Research and experience tell me that parents, government leaders and business want young people to become active and responsible citizens of the world and to obtain jobs where interaction with people in other countries and from other cultures is productive and economically rewarding.
In Australia, the Melbourne Declaration informs education policy. It states “Australian governments commit to working in collaboration with all school sectors to support all young Australians to become active and informed citizens who are responsible global and local citizens.”
The National Strategy for International Education has as two of its pillars, to increase partnerships and collaboration with local communities and global partners and to compete globally.
My question is…. “Do teachers have the skills and knowledge to teach this?
The national Australian Curriculum barely mentions anything to do with global citizenship/learning. It returns 11 entries across the whole curriculum with nothing specific until Yr 6 and then offers “The obligations citizens may consider they have beyond their own national borders as active and informed global citizens,” with a few elaborations to support this descriptor.

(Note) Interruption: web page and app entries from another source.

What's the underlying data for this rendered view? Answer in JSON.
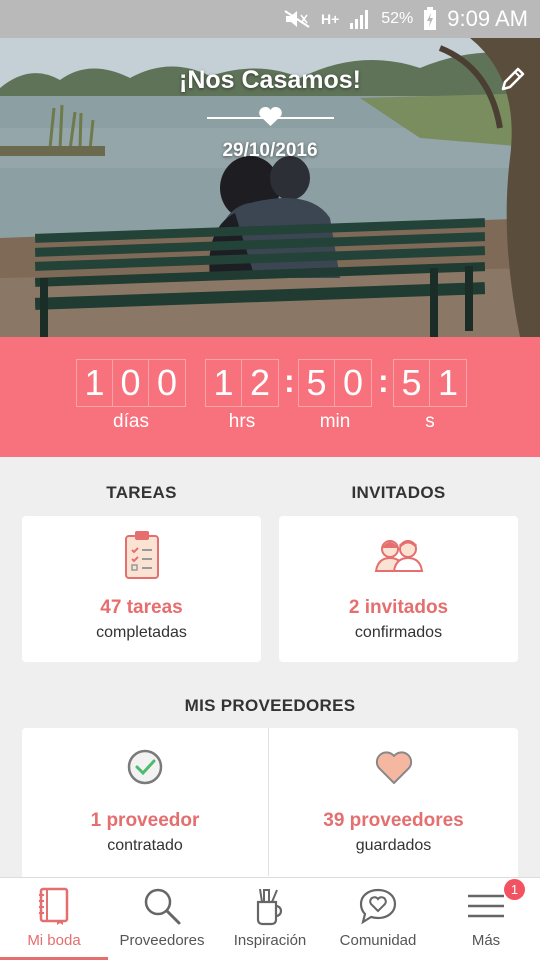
{
  "status_bar": {
    "network": "H+",
    "battery_pct": "52%",
    "time": "9:09 AM"
  },
  "hero": {
    "title": "¡Nos Casamos!",
    "date": "29/10/2016"
  },
  "countdown": {
    "days": [
      "1",
      "0",
      "0"
    ],
    "hours": [
      "1",
      "2"
    ],
    "minutes": [
      "5",
      "0"
    ],
    "seconds": [
      "5",
      "1"
    ],
    "labels": {
      "days": "días",
      "hours": "hrs",
      "minutes": "min",
      "seconds": "s"
    }
  },
  "tasks": {
    "title": "TAREAS",
    "value": "47 tareas",
    "sub": "completadas"
  },
  "guests": {
    "title": "INVITADOS",
    "value": "2 invitados",
    "sub": "confirmados"
  },
  "providers": {
    "title": "MIS PROVEEDORES",
    "hired": {
      "value": "1 proveedor",
      "sub": "contratado"
    },
    "saved": {
      "value": "39 proveedores",
      "sub": "guardados"
    }
  },
  "nav": {
    "items": [
      {
        "label": "Mi boda",
        "icon": "notebook-icon"
      },
      {
        "label": "Proveedores",
        "icon": "search-icon"
      },
      {
        "label": "Inspiración",
        "icon": "inspiration-icon"
      },
      {
        "label": "Comunidad",
        "icon": "chat-heart-icon"
      },
      {
        "label": "Más",
        "icon": "menu-icon"
      }
    ],
    "badge": "1"
  },
  "colors": {
    "accent": "#f7727c",
    "accent_text": "#e56e6f",
    "background": "#efefef"
  }
}
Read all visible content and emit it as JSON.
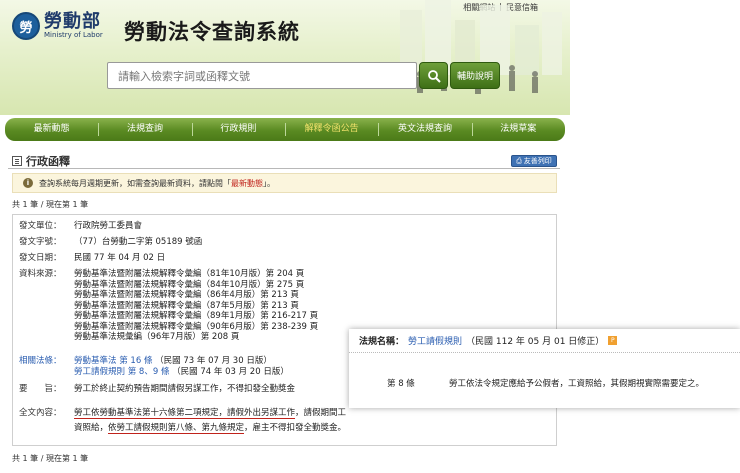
{
  "header": {
    "top_links": [
      "相關網站",
      "|",
      "民意信箱"
    ],
    "logo_zh": "勞動部",
    "logo_en": "Ministry of Labor",
    "logo_mark": "勞",
    "system_title": "勞動法令查詢系統",
    "search_placeholder": "請輸入檢索字詞或函釋文號",
    "help_label": "輔助說明"
  },
  "nav": {
    "items": [
      "最新動態",
      "法規查詢",
      "行政規則",
      "解釋令函公告",
      "英文法規查詢",
      "法規草案"
    ],
    "active_index": 3
  },
  "section": {
    "title": "行政函釋",
    "print_label": "友善列印"
  },
  "notice": {
    "text_before": "查詢系統每月週期更新，如需查詢最新資料，請點閱「",
    "link": "最新動態",
    "text_after": "」。"
  },
  "pager": {
    "top": "共 1 筆 / 現在第 1 筆",
    "bottom": "共 1 筆 / 現在第 1 筆"
  },
  "record": {
    "issuer_label": "發文單位：",
    "issuer": "行政院勞工委員會",
    "number_label": "發文字號：",
    "number": "（77）台勞動二字第 05189 號函",
    "date_label": "發文日期：",
    "date": "民國 77 年 04 月 02 日",
    "source_label": "資料來源：",
    "sources": [
      "勞動基準法暨附屬法規解釋令彙編（81年10月版）第 204 頁",
      "勞動基準法暨附屬法規解釋令彙編（84年10月版）第 275 頁",
      "勞動基準法暨附屬法規解釋令彙編（86年4月版）第 213 頁",
      "勞動基準法暨附屬法規解釋令彙編（87年5月版）第 213 頁",
      "勞動基準法暨附屬法規解釋令彙編（89年1月版）第 216-217 頁",
      "勞動基準法暨附屬法規解釋令彙編（90年6月版）第 238-239 頁",
      "勞動基準法規彙編（96年7月版）第 208 頁"
    ],
    "related_label": "相關法條：",
    "related": [
      {
        "law": "勞動基準法",
        "articles": "第 16 條",
        "date": "（民國 73 年 07 月 30 日版）"
      },
      {
        "law": "勞工請假規則",
        "articles": "第 8、9 條",
        "date": "（民國 74 年 03 月 20 日版）"
      }
    ],
    "summary_label": "要　　旨：",
    "summary": "勞工於終止契約預告期間請假另謀工作，不得扣發全勤獎金",
    "fulltext_label": "全文內容：",
    "fulltext_line1_a": "勞工依勞動基準法第十六條第二項規定，請假外出另謀工作",
    "fulltext_line1_b": "，請假期間工",
    "fulltext_line2_a": "資照給，",
    "fulltext_line2_b": "依勞工請假規則第八條、第九條規定",
    "fulltext_line2_c": "，雇主不得扣發全勤獎金。"
  },
  "popup": {
    "name_label": "法規名稱：",
    "law": "勞工請假規則",
    "date": "（民國 112 年 05 月 01 日修正）",
    "pdf_icon": "pdf-icon",
    "article_label": "第 8 條",
    "article_text": "勞工依法令規定應給予公假者，工資照給，其假期視實際需要定之。"
  },
  "colors": {
    "nav_green": "#5a8a22",
    "nav_active": "#f2e26b",
    "link_blue": "#2a5db0",
    "underline_red": "#c0221b"
  }
}
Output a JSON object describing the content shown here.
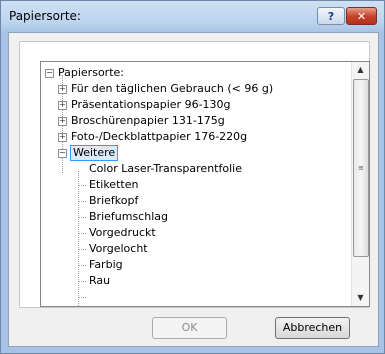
{
  "window": {
    "title": "Papiersorte:",
    "help_label": "?",
    "close_label": "✕"
  },
  "tree": {
    "root": {
      "label": "Papiersorte:",
      "expander": "−"
    },
    "groups": [
      {
        "label": "Für den täglichen Gebrauch (< 96 g)",
        "expander": "+"
      },
      {
        "label": "Präsentationspapier 96-130g",
        "expander": "+"
      },
      {
        "label": "Broschürenpapier 131-175g",
        "expander": "+"
      },
      {
        "label": "Foto-/Deckblattpapier 176-220g",
        "expander": "+"
      },
      {
        "label": "Weitere",
        "expander": "−",
        "selected": true
      }
    ],
    "children": [
      "Color Laser-Transparentfolie",
      "Etiketten",
      "Briefkopf",
      "Briefumschlag",
      "Vorgedruckt",
      "Vorgelocht",
      "Farbig",
      "Rau"
    ]
  },
  "scrollbar": {
    "up_icon": "▲",
    "down_icon": "▼",
    "grip": "≡"
  },
  "buttons": {
    "ok_label": "OK",
    "cancel_label": "Abbrechen"
  }
}
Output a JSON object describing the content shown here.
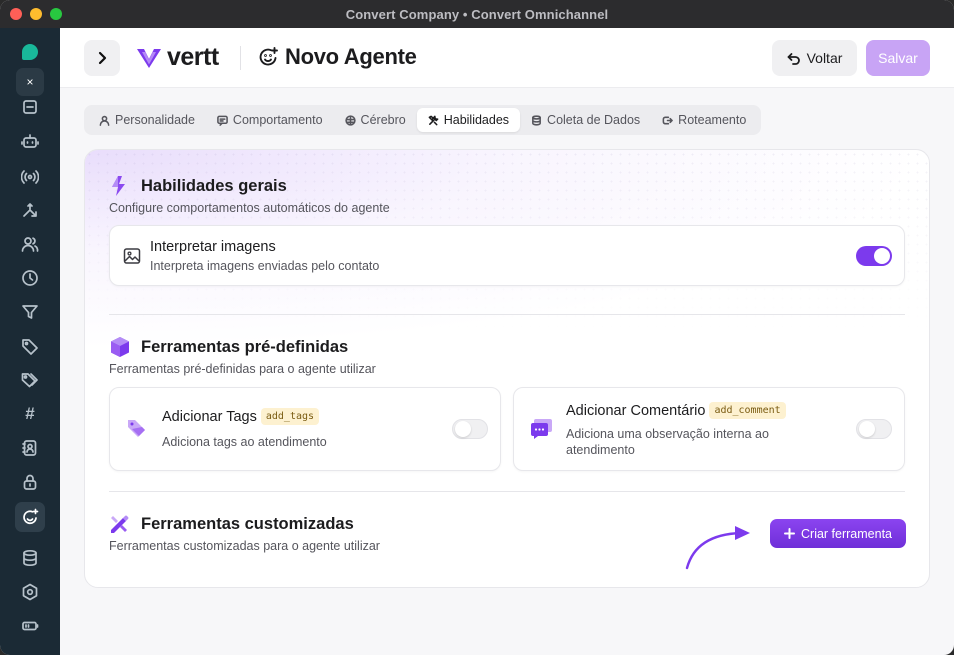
{
  "window": {
    "title": "Convert Company • Convert Omnichannel"
  },
  "sidebar": {
    "close_label": "×",
    "hash_glyph": "#"
  },
  "header": {
    "brand": "vertt",
    "agent_title": "Novo Agente",
    "back_label": "Voltar",
    "save_label": "Salvar"
  },
  "tabs": [
    {
      "label": "Personalidade",
      "icon": "user-icon",
      "active": false
    },
    {
      "label": "Comportamento",
      "icon": "message-icon",
      "active": false
    },
    {
      "label": "Cérebro",
      "icon": "brain-icon",
      "active": false
    },
    {
      "label": "Habilidades",
      "icon": "tools-icon",
      "active": true
    },
    {
      "label": "Coleta de Dados",
      "icon": "database-icon",
      "active": false
    },
    {
      "label": "Roteamento",
      "icon": "route-icon",
      "active": false
    }
  ],
  "sections": {
    "general": {
      "title": "Habilidades gerais",
      "subtitle": "Configure comportamentos automáticos do agente",
      "option": {
        "title": "Interpretar imagens",
        "subtitle": "Interpreta imagens enviadas pelo contato",
        "enabled": true
      }
    },
    "predefined": {
      "title": "Ferramentas pré-definidas",
      "subtitle": "Ferramentas pré-definidas para o agente utilizar",
      "tools": [
        {
          "title": "Adicionar Tags",
          "code": "add_tags",
          "subtitle": "Adiciona tags ao atendimento",
          "enabled": false
        },
        {
          "title": "Adicionar Comentário",
          "code": "add_comment",
          "subtitle": "Adiciona uma observação interna ao atendimento",
          "enabled": false
        }
      ]
    },
    "custom": {
      "title": "Ferramentas customizadas",
      "subtitle": "Ferramentas customizadas para o agente utilizar",
      "create_label": "Criar ferramenta"
    }
  },
  "colors": {
    "accent": "#7c3aed",
    "save_disabled": "#c8a4f5",
    "sidebar_bg": "#1b2a35",
    "code_badge_bg": "#fdf1d0"
  }
}
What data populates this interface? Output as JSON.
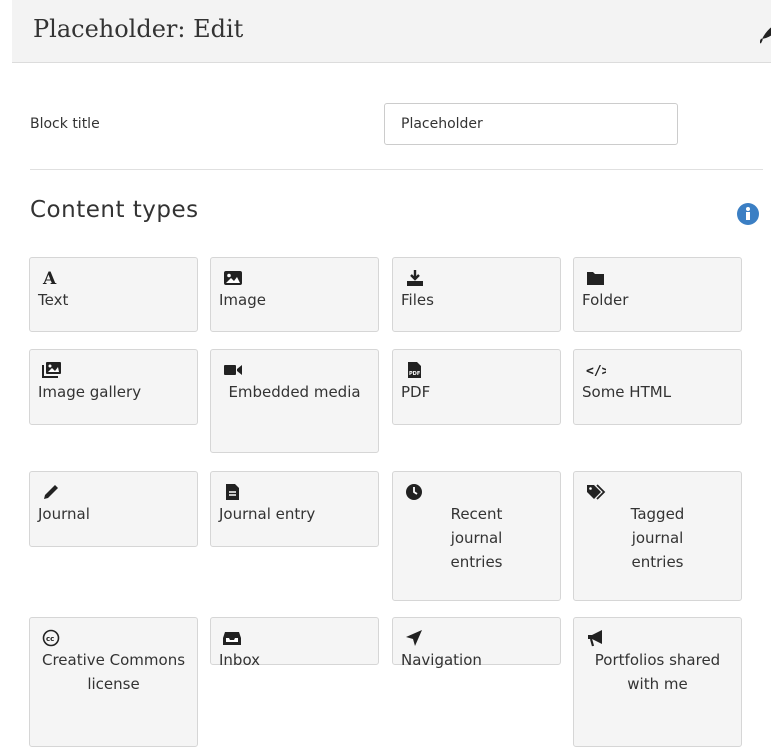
{
  "header": {
    "title": "Placeholder: Edit",
    "edit_icon": "feather-pen-icon"
  },
  "block_title": {
    "label": "Block title",
    "value": "Placeholder"
  },
  "content_types": {
    "title": "Content types",
    "info_icon": "info-circle-icon",
    "items": [
      {
        "label": "Text",
        "icon": "text-icon"
      },
      {
        "label": "Image",
        "icon": "image-icon"
      },
      {
        "label": "Files",
        "icon": "download-icon"
      },
      {
        "label": "Folder",
        "icon": "folder-icon"
      },
      {
        "label": "Image gallery",
        "icon": "image-gallery-icon"
      },
      {
        "label": "Embedded media",
        "icon": "video-camera-icon"
      },
      {
        "label": "PDF",
        "icon": "pdf-icon"
      },
      {
        "label": "Some HTML",
        "icon": "code-icon"
      },
      {
        "label": "Journal",
        "icon": "pencil-icon"
      },
      {
        "label": "Journal entry",
        "icon": "document-icon"
      },
      {
        "label": "Recent journal entries",
        "icon": "clock-icon"
      },
      {
        "label": "Tagged journal entries",
        "icon": "tags-icon"
      },
      {
        "label": "Creative Commons license",
        "icon": "creative-commons-icon"
      },
      {
        "label": "Inbox",
        "icon": "inbox-icon"
      },
      {
        "label": "Navigation",
        "icon": "location-arrow-icon"
      },
      {
        "label": "Portfolios shared with me",
        "icon": "bullhorn-icon"
      }
    ]
  },
  "colors": {
    "header_bg": "#f3f3f3",
    "tile_bg": "#f5f5f5",
    "info_blue": "#3b7fc4"
  }
}
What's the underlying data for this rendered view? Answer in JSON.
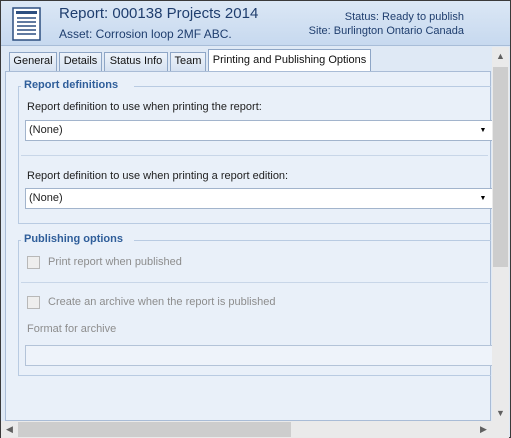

If we want our children to become global citizens, we need teachers who are global educators. They need the skills and knowledge to facilitate students to gain global competencies. This requires a specific and targeted overview of the curriculum and a change to pedagogy to include a platform of global concerns, issues to foster critical thinking, values of character, humanity and citizenship and actions that involve collaborative and creative problem solving.